[Excerpts from an interface dataset]
==============================
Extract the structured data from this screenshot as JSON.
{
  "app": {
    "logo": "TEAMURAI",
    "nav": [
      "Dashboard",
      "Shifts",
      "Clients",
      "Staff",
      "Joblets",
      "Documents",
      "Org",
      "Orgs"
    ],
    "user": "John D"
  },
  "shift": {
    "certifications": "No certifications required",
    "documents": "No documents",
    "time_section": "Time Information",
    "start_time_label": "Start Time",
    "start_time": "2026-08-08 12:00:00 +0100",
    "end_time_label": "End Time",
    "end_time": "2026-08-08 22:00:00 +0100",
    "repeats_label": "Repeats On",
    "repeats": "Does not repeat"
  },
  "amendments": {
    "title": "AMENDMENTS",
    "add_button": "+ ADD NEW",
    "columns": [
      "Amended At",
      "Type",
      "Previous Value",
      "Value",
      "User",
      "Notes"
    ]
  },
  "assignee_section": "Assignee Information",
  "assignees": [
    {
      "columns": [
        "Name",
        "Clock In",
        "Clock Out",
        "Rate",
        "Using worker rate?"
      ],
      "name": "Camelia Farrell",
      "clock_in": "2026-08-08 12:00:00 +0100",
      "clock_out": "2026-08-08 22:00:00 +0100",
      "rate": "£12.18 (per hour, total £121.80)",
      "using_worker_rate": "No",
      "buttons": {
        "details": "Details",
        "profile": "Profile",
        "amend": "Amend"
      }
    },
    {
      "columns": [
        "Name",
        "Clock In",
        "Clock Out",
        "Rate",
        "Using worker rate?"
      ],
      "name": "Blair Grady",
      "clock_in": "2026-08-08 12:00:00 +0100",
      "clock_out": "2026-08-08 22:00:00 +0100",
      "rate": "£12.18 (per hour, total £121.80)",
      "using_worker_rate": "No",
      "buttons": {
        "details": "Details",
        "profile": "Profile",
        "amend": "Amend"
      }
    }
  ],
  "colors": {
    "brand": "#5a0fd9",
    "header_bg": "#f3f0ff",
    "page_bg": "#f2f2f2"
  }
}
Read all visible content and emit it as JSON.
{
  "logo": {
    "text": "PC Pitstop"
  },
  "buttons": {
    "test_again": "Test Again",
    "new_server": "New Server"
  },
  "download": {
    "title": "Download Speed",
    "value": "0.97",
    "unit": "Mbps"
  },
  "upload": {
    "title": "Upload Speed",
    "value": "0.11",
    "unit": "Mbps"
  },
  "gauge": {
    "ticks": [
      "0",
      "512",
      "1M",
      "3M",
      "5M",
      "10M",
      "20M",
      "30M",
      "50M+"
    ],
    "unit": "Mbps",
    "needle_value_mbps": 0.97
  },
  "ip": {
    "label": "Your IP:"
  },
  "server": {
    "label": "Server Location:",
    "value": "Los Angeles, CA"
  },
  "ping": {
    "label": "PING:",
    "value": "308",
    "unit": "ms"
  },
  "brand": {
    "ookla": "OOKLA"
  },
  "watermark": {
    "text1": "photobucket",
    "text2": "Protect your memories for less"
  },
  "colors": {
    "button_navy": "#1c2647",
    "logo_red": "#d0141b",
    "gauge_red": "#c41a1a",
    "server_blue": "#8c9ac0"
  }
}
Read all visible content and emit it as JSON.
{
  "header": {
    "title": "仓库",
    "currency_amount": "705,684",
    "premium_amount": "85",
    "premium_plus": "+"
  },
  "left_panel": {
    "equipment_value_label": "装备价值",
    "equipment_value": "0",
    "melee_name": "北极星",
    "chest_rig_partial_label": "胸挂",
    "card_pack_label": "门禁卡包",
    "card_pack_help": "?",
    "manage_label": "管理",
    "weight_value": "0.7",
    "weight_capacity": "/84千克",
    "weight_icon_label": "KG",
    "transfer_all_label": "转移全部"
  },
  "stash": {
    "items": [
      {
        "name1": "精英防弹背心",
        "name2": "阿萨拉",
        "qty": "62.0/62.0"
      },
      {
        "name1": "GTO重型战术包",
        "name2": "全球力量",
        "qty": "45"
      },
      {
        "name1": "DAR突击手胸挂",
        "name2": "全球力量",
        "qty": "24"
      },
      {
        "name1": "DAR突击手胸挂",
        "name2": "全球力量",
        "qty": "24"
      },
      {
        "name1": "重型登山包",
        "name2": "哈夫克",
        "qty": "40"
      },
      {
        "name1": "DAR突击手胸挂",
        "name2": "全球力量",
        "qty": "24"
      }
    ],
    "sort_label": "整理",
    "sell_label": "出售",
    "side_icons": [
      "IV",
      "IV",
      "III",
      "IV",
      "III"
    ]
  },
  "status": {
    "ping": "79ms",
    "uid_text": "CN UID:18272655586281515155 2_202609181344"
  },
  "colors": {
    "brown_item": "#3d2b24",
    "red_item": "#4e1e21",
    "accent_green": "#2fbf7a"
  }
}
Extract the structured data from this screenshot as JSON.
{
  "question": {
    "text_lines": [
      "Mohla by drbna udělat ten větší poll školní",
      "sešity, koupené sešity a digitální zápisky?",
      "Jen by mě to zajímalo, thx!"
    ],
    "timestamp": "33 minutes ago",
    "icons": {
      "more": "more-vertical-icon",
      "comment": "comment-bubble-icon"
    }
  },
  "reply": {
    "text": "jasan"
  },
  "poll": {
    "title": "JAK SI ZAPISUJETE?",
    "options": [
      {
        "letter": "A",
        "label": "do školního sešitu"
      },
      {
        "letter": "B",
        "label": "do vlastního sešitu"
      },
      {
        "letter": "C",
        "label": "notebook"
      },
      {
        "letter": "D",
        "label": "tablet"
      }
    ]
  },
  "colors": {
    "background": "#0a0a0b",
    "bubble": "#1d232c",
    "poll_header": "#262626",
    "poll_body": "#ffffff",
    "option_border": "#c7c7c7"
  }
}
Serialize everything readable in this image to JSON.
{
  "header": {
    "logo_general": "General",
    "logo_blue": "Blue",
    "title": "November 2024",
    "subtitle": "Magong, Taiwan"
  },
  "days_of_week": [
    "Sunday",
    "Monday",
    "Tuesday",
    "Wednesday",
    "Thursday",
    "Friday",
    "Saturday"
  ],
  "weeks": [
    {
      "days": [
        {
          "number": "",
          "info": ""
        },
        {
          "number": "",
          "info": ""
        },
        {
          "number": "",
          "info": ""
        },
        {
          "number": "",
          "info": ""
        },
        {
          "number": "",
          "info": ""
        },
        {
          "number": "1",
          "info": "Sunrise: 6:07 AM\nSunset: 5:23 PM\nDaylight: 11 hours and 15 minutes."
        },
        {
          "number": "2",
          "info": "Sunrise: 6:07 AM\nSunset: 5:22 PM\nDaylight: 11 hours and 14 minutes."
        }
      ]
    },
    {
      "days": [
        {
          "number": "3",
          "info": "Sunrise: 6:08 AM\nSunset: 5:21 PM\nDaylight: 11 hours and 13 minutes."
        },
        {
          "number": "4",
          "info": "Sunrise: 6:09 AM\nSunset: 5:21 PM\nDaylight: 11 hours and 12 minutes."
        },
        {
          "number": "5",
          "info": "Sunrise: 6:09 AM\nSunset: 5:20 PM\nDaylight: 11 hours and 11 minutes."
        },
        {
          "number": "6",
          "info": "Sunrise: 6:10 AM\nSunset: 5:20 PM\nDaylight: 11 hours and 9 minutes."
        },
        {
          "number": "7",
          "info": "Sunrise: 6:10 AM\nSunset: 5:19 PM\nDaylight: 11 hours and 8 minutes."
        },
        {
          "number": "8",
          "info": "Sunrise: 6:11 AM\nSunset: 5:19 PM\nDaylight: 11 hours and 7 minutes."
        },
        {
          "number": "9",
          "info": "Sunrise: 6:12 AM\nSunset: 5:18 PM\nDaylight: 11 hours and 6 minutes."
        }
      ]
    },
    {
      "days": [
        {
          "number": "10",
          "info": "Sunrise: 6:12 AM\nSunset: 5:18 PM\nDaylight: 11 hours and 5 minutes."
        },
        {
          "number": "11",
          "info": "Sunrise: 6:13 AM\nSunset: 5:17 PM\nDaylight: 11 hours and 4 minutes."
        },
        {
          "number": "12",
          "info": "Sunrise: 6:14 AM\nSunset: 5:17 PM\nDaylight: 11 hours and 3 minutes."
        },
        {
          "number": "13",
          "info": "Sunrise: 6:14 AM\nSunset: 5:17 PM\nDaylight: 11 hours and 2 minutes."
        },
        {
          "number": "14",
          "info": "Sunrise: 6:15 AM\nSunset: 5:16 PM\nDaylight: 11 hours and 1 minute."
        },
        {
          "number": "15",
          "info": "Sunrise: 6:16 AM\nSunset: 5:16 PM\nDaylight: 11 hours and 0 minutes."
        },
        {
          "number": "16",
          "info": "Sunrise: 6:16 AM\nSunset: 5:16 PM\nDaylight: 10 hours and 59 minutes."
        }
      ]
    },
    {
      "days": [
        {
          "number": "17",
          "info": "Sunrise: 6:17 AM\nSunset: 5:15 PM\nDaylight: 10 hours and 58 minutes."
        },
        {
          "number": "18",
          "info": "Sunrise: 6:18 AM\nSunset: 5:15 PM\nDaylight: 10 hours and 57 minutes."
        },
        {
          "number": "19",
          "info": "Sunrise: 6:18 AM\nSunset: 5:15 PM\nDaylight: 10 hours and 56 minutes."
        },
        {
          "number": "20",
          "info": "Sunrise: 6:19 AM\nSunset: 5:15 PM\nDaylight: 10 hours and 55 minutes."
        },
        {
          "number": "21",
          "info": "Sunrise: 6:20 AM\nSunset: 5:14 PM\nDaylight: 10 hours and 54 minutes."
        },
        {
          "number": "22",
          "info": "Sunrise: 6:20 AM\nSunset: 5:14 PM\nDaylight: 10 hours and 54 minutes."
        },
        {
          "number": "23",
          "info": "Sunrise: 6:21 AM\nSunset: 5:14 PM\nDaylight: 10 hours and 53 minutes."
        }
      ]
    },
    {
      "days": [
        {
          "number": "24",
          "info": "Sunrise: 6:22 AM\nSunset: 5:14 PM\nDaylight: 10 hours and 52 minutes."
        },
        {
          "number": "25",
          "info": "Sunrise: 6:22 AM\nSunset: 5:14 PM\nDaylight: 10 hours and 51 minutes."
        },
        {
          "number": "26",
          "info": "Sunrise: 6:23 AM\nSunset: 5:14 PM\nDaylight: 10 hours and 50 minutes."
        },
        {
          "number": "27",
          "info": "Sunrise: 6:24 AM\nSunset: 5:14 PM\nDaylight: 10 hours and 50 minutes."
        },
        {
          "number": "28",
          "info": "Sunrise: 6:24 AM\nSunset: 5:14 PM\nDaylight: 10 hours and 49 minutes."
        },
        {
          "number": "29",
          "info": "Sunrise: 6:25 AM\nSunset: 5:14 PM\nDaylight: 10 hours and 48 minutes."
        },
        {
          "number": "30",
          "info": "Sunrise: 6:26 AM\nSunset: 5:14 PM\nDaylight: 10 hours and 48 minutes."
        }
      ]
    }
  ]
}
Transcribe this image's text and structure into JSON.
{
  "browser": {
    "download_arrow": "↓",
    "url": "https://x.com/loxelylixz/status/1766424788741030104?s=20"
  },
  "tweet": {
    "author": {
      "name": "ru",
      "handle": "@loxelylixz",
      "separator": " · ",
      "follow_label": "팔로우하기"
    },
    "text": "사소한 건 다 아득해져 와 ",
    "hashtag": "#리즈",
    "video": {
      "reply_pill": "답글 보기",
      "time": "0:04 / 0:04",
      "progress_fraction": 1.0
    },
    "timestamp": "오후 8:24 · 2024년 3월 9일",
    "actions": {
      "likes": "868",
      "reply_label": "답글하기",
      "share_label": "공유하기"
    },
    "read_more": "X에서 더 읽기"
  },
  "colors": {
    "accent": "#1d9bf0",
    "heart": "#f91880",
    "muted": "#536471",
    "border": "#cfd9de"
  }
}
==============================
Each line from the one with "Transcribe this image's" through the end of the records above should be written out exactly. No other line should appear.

Transcribe this image's text and structure into JSON.
{
  "browser": {
    "download_arrow": "↓",
    "url": "https://x.com/loxelylixz/status/1766424788741030104?s=20"
  },
  "tweet": {
    "author": {
      "name": "ru",
      "handle": "@loxelylixz",
      "separator": " · ",
      "follow_label": "팔로우하기"
    },
    "text": "사소한 건 다 아득해져 와 ",
    "hashtag": "#리즈",
    "video": {
      "reply_pill": "답글 보기",
      "time": "0:04 / 0:04",
      "progress_fraction": 1.0
    },
    "timestamp": "오후 8:24 · 2024년 3월 9일",
    "actions": {
      "likes": "868",
      "reply_label": "답글하기",
      "share_label": "공유하기"
    },
    "read_more": "X에서 더 읽기"
  },
  "colors": {
    "accent": "#1d9bf0",
    "heart": "#f91880",
    "muted": "#536471",
    "border": "#cfd9de"
  }
}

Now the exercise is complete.